As of 1st April 2005, any newly fitted gas-fired boiler in England or Wales must be a condensing boiler. Condensing boilers are modern and highly energy efficient. This article explains how they work and why they are so efficient, as well as how to go about getting funding to get your old boiler replaced.
How does a condensing boiler work?
A standard gas-fired boiler works by burning natural gas in order to heat up your water. When you burn natural gas, the chemical reaction that takes place produces water vapour and carbon dioxide as by-products. These warm waste gases will travel through a flue and escape into the outside atmosphere, taking some valuable heat with them. Conventional boilers vary in efficiency from around 70–80%, depending on their age and the type of boiler. This means that 20–30% of the energy they use is lost in the form of warm gas.

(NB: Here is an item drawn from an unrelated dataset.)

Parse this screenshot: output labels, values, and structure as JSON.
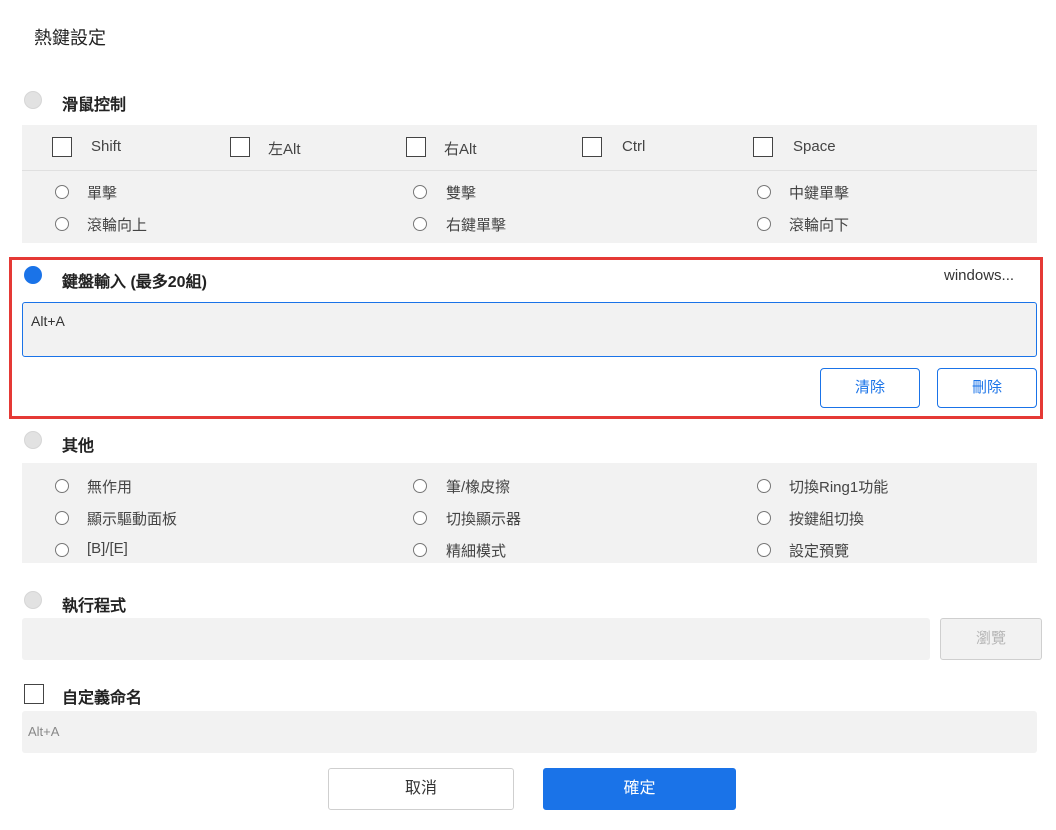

Condensing boilers are able to recover some of the heat that would usually be lost from the waste gases they give off. The waste gases travel through a heat exchanger, which cools and condenses them back into a liquid known as condensate. By doing this, it can recover some of the heat that would have otherwise been lost. The recovered heat is used to slightly warm up the cool water that returns from your radiators as it enters the boiler. A good condensing boiler can achieve energy efficiency of over 90%.
The diagram below is a simplified version of what happens inside a condensing boiler (click the image for a larger view).
Pros and cons of condensing boilers
If you are thinking about upgrading to a condensing boiler, the main thing to consider is the cost. This will depend on a number of factors, but the Energy Saving Trust indicates that a straightforward gas boiler replacement typically costs around £2,300. But before you get your wallet out, check if you can get it done for free (more information about free boilers further down).
Condensing boilers require an extra pipe to drain away the condensate liquid. Ideally this pipe should connect to an internal drain. If this isn’t possible it can be drained externally. A small number of people with external condensate pipes have reported that they can freeze up in very cold weather — this can be prevented with pipe lagging. The condensate is also slightly acidic, so the pipe should be made of an appropriate material in order to prevent corrosion.
Other than the minor points mentioned above, condensing boilers are much more energy efficient and eco-friendly than their older counterparts.
How much money will I save?
This depends on the age and condition of your current boiler. For example, you won’t save a huge amount of money by upgrading from an 86% efficient to a 90% efficient boiler. You would on the other hand save a significant amount if you upgraded from a 70% to an 90% efficient one.
The table below shows the estimated savings you could achieve by upgrading to an A-rated energy efficient boiler. (The figures are estimates based on installing a new A-rated condensing boiler and full set of heating controls in a gas-heated, semi-detached three bedroom house).
As you can see, if you have an old G-rated boiler (which most boilers fitted in 1998 or earlier are) you could reduce your energy bills by £310 a year.
Can I get my boiler upgraded for free?
In an effort to reduce the country’s carbon emissions, the UK government have put in place a number of schemes to fund home energy saving measures. At the time of writing, you could be eligible to have your old boiler replaced with a new energy efficient condensing boiler if:
A. You receive certain benefits, such as Child Tax Credits, Job Seeker’s Allowance or Income Support,
B. You have an old, G-rated boiler (common before 1998).
If you are unsure what the age and energy efficiency rating of your boiler are, please request a free, no-obligation home energy survey here.